For more information, go to:
- Minnesota State University: Dolphin assisted therapy: Claim vs. evidence
- Whales and Dolphins Conservation: Case against dolphin assisted therapy
A personal report at the Infant and Toddler Connection of Virgina describes biomedical therapy as based on the belief that autism is treatable through a well-constructed diet, such as gluten-free or casein-free, and craniosacral therapy. The goal is to restore the body and brain back to health so an individual’s level of functioning can improve.
Some diets include gluten-free and casein-free diets (GFCF). Most big-name stores have specially labeled food for this diet. Other diets include the specific carbohydrate diet, low oxalate diet, the body ecology diet, and Feingold diet.
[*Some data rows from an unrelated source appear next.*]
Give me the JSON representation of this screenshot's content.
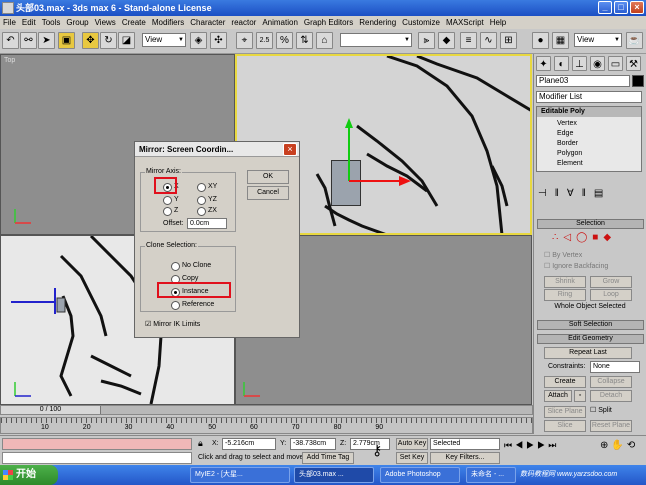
{
  "window": {
    "title": "头部03.max - 3ds max 6 - Stand-alone License",
    "min": "_",
    "max": "□",
    "close": "×"
  },
  "menu": [
    "File",
    "Edit",
    "Tools",
    "Group",
    "Views",
    "Create",
    "Modifiers",
    "Character",
    "reactor",
    "Animation",
    "Graph Editors",
    "Rendering",
    "Customize",
    "MAXScript",
    "Help"
  ],
  "toolbar": {
    "view_dropdown": "View",
    "view_dropdown_right": "View",
    "angle_snap": "2.5",
    "percent_snap": "%"
  },
  "viewports": {
    "top_label": "Top"
  },
  "dialog": {
    "title": "Mirror: Screen Coordin...",
    "close": "×",
    "mirror_axis_label": "Mirror Axis:",
    "axes": [
      "X",
      "Y",
      "Z",
      "XY",
      "YZ",
      "ZX"
    ],
    "selected_axis": "X",
    "offset_label": "Offset:",
    "offset_value": "0.0cm",
    "clone_label": "Clone Selection:",
    "clone_options": [
      "No Clone",
      "Copy",
      "Instance",
      "Reference"
    ],
    "selected_clone": "Instance",
    "mirror_ik_label": "Mirror IK Limits",
    "ok": "OK",
    "cancel": "Cancel"
  },
  "panel": {
    "object_name": "Plane03",
    "modifier_list": "Modifier List",
    "stack": {
      "root": "Editable Poly",
      "items": [
        "Vertex",
        "Edge",
        "Border",
        "Polygon",
        "Element"
      ]
    },
    "selection": {
      "title": "Selection",
      "by_vertex": "By Vertex",
      "ignore_backfacing": "Ignore Backfacing",
      "shrink": "Shrink",
      "grow": "Grow",
      "ring": "Ring",
      "loop": "Loop",
      "status": "Whole Object Selected"
    },
    "soft_selection": "Soft Selection",
    "edit_geometry": {
      "title": "Edit Geometry",
      "repeat_last": "Repeat Last",
      "constraints_label": "Constraints:",
      "constraints_value": "None",
      "create": "Create",
      "collapse": "Collapse",
      "attach": "Attach",
      "detach": "Detach",
      "slice_plane": "Slice Plane",
      "split": "Split",
      "slice": "Slice",
      "reset_plane": "Reset Plane"
    }
  },
  "timeline": {
    "frame": "0 / 100",
    "ticks": [
      "10",
      "20",
      "30",
      "40",
      "50",
      "60",
      "70",
      "80",
      "90"
    ]
  },
  "status": {
    "x_label": "X:",
    "x_value": "-5.216cm",
    "y_label": "Y:",
    "y_value": "-38.738cm",
    "z_label": "Z:",
    "z_value": "2.779cm",
    "prompt": "Click and drag to select and move",
    "add_time_tag": "Add Time Tag",
    "auto_key": "Auto Key",
    "selected": "Selected",
    "set_key": "Set Key",
    "key_filters": "Key Filters..."
  },
  "taskbar": {
    "start": "开始",
    "tasks": [
      "MyIE2 - [大星...",
      "头部03.max ...",
      "Adobe Photoshop",
      "未命名 - ..."
    ],
    "watermark": "数码教程网 www.yarzsdoo.com"
  },
  "colors": {
    "highlight_red": "#e0101c",
    "viewport_active": "#e8d840",
    "title_blue": "#1b4fc4"
  }
}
Another biomedical therapy that can be used is hyperbaric oxygen to treat inflammation in the brain. Children and a parent are placed in a tank where the child breaths 100 percent pure oxygen at greater than atmospheric pressure.
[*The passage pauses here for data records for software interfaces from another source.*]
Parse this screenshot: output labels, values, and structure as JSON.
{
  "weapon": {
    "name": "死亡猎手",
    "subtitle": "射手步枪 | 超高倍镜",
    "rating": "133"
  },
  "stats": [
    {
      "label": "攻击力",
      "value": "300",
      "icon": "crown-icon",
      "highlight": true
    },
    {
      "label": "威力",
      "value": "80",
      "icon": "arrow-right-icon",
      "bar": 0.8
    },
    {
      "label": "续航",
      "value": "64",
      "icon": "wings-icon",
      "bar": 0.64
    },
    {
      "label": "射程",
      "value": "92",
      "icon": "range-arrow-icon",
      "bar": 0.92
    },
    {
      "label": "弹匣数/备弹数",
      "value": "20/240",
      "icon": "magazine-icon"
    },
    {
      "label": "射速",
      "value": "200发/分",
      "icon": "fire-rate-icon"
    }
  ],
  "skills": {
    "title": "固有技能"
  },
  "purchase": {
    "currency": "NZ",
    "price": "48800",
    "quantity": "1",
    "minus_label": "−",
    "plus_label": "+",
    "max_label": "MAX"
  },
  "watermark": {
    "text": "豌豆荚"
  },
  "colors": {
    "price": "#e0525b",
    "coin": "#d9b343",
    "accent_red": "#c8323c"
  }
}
For more information, visit:
- Seattle Children’s Hospital: Choosing a biomedical therapy and autism
- Focus for Health: Biomedical treatment of autism
Secretin Hormone Therapy
Hormone therapy is also a treatment option for those living with autism. According to the The Henry Spink Foundation, secretin is a hormone that is naturally present in the body. While this treatment was used to diagnose digestive issues, only recently has it been used as a therapy for autism. Secretin is usually given intravenously, but it can also be received through the skin. Some parents of children with autism claim it improves eye contact, awareness, sociability, speech and sleep patterns, attention span, and increased capacity to learn. This therapy is also listed as controversial due to the lack of evidence that it works.
To learn more, visit:
- Science and Medicine: Secretin and autism: A clue but not a cure
- University of Virginia: Autism and secretin
Vitamins have also been touted as a valid treatment for autism. Certain vitamins are used in controlled dosages to treat autism in children. Vitamin therapy has been a choice to treat autism instead of conventional drugs because they tend to be safer and have proven to just as effective in some cases. A study posted on Bridges 4 Kids showed success in ingesting B6 and magnesium to treat autism. The study, conducted on 200 autistic children in the US and Canada, showed that B6 and magnesium improved certain factors of autism.
To learn more, visit Academia: Vitamin D status in autism spectrum disorders.
Many believe that autism and nutrition are closely linked. Not only does proper nutrition provide for a healthy body overall, but it has also been suggested that certain nutritional diets can be used to treat autism. Food For The Brain demonstrates the various ways a good nutritional diet can be helpful in regards to autism. The nutritional therapy can aid with improved digestion, balancing blood sugar, increasing omega 3 fats, increasing vitamins and minerals, and avoiding food allergies.
If you are interested in learning more about how nutritional therapy can help with autism, please refer to Eat Right.
Autism can prevent an individual from properly studying and learning. Individual Educational Programs are meant for those with developmental delays, such as autism. Kids Health says that an IEP can greatly improve an individual’s learning capacity by being tailored specifically to their needs and levels. Most Individual Educational Programs are done in a standard school environment, whether in a classroom or a special classroom with a group of children with similar needs.
For more information, go to:
- Great Schools: IEP for autism
- University Center for Excellence in Developmental Disabilities: IEP considerations for students with autism
For more information on autism and the therapies used to treat symptoms, please check out the links below.
Autism Therapies has a great page on treatments for autism.
The CDC also offers information: Autism treatments.
Medline Plus discusses autism more in depth: Autism spectrum disorder.